I was pleased to see in your April issue a feature looking back on the 175 years of the Royal Pharmaceutical Society (RPS) (
The Pharmaceutical Journal 2016;296:245).
With your new format for The Pharmaceutical Journal, I had initial concerns that your role as a journal of record, and by extension of history, was being sidelined. I was gratified therefore to see this review of the Society’s history, along with the recent confirmation (
The Pharmaceutical Journal 2015:295:474) that the RPS remains committed, through its museum and archive, to remain the guardian of pharmacy’s long heritage.
There are, however, two areas that I would urge upon you if The Pharmaceutical
Journal is to fulfil its function as the journal of record for the profession. One is in the area of obituaries, where I notice, you have widened your reports to non-pharmacists who have made significant contributions to medicine. Although this is appropriate and to be welcomed, it seems to be at the expense of some prominent pharmacists who have sadly passed on. For the latter, The Pharmaceutical Journal now seems to rely solely on the tributes paid by contributors rather than their own archives and analysis for an obituary, the flaw in that arrangement being that it relies on those contributors who may or may not write in, and then perhaps incompletely.
The second issue, and in some ways related, is that there is little reporting of the meetings of the assembly and boards explaining how they come to policy decisions, how their members influenced those decisions and the arguments those individuals made. We do not, of course, want to go back to the days of turgid verbatim reports, but for the benefit of historians in 50 or 100 years’ time, The
Journal should be reporting on the thinking behind important policy decisions and, indeed, who did that thinking and their contribution to the profession.
Nicholas L Wood
Former RPS president
Arash Hejazi, publisher of Pharmaceutical Journal Publications, responds:
Thank you for your letter and for your constructive feedback and comments on how we can make The Pharmaceutical Journal better.
You raised concerns about obituaries and how our strategy may have been at the cost of prominent pharmacists who have sadly passed on. We have two article types in this respect. One is an ‘obituary’ in the opinion section, which is an account of the life and work of an individual who made an outstanding contribution either to pharmaceutical science or pharmacy practice. The seminal work of such people continues to influence the world today. These people may be pharmacists or from other science or healthcare disciplines, but their efforts should have had a major influence in drug discovery or pharmacy practice. The other article type is our death announcements, which are dedicated to reporting of the deaths of members of the RPS. They are factual and, as a journal of record, important. Tributes are open to people who have known the deceased and wish to pay tribute to them. Although each member of the Society is of ultimate importance to us, unfortunately, The Pharmaceutical Journal does not have sufficient resources to investigate the lives and achievements of all members, unless they are reported by their peers, which we welcome. At the same time, I understand the Society is developing plans for a portal for members, meaning that information about individual members and their achievements, where within scope, can be disseminated.

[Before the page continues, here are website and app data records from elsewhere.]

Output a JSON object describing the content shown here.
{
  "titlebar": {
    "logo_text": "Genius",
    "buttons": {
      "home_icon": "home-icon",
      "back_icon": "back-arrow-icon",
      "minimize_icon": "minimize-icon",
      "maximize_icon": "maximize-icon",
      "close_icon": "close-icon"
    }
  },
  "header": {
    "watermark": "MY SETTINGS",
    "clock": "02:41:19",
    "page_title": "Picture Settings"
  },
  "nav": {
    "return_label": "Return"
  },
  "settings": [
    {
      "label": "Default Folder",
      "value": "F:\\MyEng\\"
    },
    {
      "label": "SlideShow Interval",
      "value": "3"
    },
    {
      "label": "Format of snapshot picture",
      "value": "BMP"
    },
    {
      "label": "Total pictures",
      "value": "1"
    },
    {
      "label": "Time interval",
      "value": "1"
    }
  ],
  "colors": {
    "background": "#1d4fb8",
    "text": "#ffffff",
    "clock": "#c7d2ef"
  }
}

The second issue you have raised is reporting of the meetings of the Assembly and boards. Our various surveys among members have shown that the majority of members are not interested in reading long meeting reports. The Pharmaceutical Journal reports on the key decisions the boards make, and the RPS also publishes the outcomes. Reporting of all meetings in a journalistic way will require significant resources and, as you rightly state, verbatim reporting is something that is outside the scope of the journal. However, the RPS is planning to dedicate a space on www.rpharms.com as a repository for board meeting reports, to which members of the RPS will have access.
Unfortunately, there seems to be an ongoing ambiguity between the function of The Pharmaceutical Journal and the RPS website and other communication channels. Many of these requirements fall outside the scope of a journal’s definition and within the scope of RPS’s online platform and other communication channels. The good news is that both us in The
Pharmaceutical Journal team and our colleagues in other departments of the RPS are aware of this ambiguity and, in the new digital platform for the RPS, many of these communication ambiguities will be addressed.